Work instruction » Where in the data below does the word "configuration" appear? Copy each line that holds it.

Records supplied »

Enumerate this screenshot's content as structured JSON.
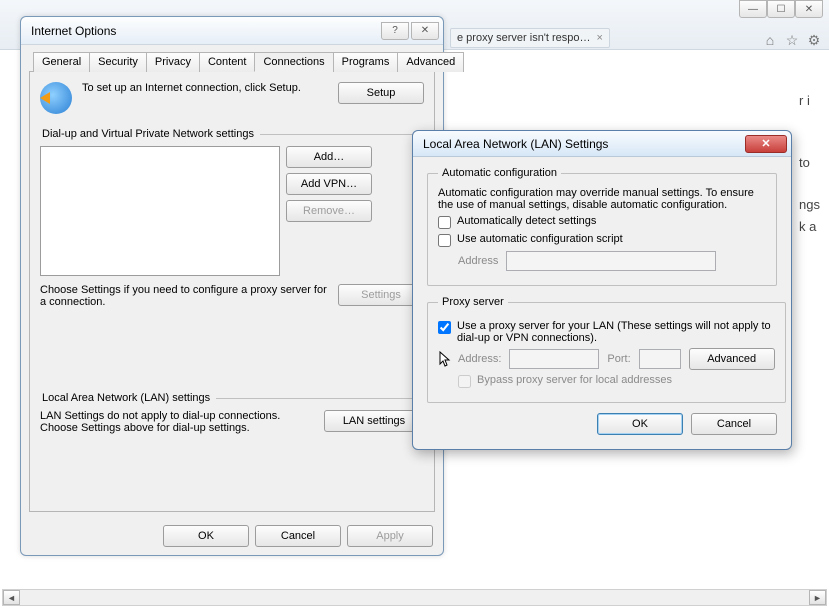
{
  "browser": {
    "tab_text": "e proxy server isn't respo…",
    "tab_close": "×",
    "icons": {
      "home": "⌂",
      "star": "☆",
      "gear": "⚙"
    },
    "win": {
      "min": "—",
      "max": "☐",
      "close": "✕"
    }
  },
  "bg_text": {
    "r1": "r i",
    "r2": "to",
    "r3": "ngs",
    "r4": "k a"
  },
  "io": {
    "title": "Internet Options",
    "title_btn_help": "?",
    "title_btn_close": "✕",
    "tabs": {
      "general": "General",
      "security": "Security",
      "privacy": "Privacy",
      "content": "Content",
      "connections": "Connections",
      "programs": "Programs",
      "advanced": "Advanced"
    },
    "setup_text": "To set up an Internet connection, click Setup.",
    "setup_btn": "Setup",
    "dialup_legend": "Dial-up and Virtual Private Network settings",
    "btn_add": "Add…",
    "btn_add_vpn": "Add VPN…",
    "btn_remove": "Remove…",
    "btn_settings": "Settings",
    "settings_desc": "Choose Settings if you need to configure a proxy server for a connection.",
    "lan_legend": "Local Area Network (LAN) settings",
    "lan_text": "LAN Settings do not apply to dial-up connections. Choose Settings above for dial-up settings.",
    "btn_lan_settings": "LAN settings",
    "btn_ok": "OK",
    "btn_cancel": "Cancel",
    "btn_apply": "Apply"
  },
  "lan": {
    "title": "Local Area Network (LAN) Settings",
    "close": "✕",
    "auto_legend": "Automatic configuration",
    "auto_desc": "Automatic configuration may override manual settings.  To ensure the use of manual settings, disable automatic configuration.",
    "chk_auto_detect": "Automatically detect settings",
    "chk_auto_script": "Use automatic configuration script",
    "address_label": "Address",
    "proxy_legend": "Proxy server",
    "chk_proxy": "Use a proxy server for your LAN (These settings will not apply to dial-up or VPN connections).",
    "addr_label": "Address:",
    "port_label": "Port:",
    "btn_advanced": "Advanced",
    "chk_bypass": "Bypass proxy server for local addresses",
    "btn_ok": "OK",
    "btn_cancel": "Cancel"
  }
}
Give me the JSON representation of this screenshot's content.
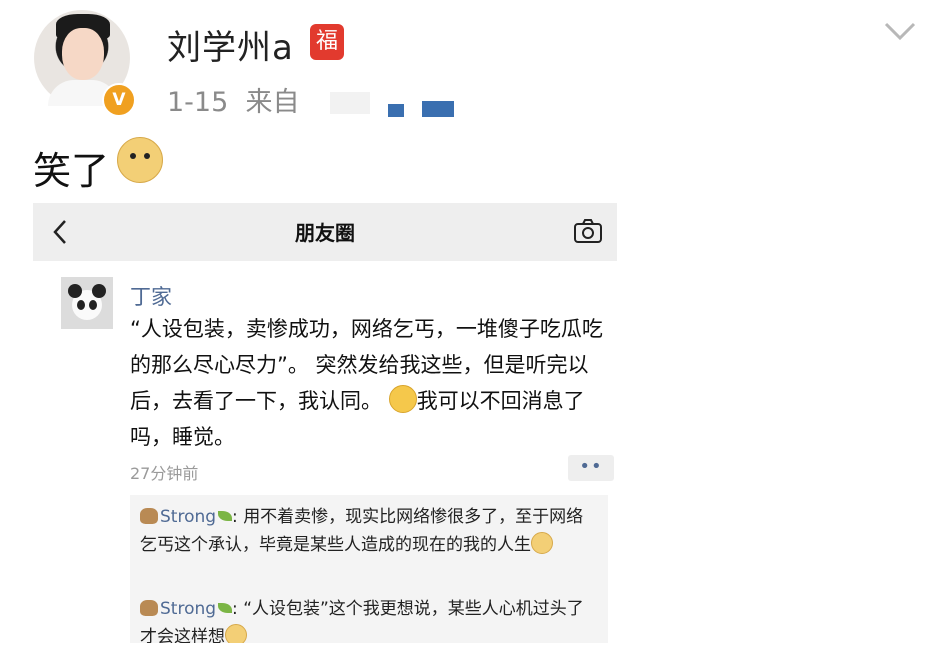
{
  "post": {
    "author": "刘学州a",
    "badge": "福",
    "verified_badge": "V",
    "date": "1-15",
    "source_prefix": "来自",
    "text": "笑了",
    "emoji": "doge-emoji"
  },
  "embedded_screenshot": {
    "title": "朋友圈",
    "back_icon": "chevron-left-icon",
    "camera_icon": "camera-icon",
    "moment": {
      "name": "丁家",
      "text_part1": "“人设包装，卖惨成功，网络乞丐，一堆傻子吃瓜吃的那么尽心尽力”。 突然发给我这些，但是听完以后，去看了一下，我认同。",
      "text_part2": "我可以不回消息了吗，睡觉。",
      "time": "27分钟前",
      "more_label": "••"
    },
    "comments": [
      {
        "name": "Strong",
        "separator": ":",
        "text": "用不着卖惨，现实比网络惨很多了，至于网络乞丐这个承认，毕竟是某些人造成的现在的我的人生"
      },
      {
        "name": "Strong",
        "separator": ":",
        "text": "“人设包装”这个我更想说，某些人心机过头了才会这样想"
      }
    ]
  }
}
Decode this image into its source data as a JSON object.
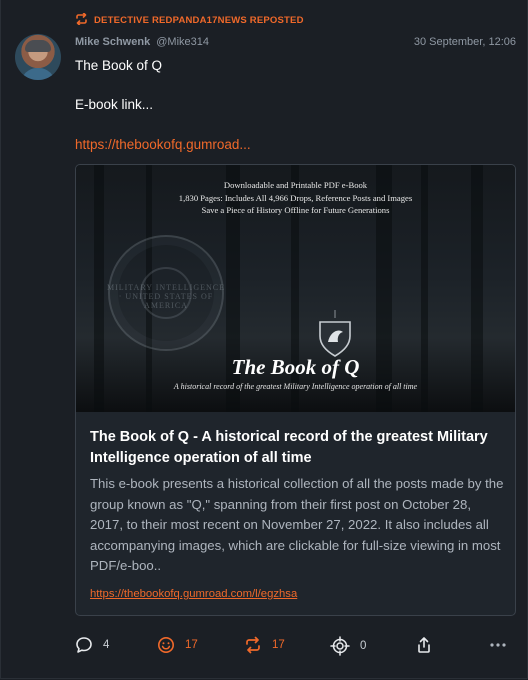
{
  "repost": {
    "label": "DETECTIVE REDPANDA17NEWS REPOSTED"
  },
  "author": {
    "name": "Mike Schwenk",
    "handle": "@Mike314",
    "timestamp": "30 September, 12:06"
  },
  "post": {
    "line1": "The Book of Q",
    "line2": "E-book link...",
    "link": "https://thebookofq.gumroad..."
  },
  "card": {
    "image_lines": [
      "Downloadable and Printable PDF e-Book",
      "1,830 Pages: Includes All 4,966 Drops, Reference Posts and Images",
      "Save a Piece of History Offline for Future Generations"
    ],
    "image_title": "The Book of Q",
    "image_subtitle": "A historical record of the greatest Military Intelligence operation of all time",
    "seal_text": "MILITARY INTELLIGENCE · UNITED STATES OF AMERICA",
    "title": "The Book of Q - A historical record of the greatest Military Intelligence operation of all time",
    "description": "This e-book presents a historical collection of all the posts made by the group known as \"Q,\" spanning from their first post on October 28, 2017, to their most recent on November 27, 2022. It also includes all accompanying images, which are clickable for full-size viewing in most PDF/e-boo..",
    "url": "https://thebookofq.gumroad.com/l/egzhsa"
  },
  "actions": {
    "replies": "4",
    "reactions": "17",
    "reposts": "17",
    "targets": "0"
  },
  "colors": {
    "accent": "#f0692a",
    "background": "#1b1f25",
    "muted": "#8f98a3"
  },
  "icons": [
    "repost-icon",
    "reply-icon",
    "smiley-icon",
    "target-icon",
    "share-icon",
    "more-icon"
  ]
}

Response to this exercise »
    "auto_legend": "Automatic configuration",
    "auto_desc": "Automatic configuration may override manual settings.  To ensure the use of manual settings, disable automatic configuration.",
    "chk_auto_script": "Use automatic configuration script",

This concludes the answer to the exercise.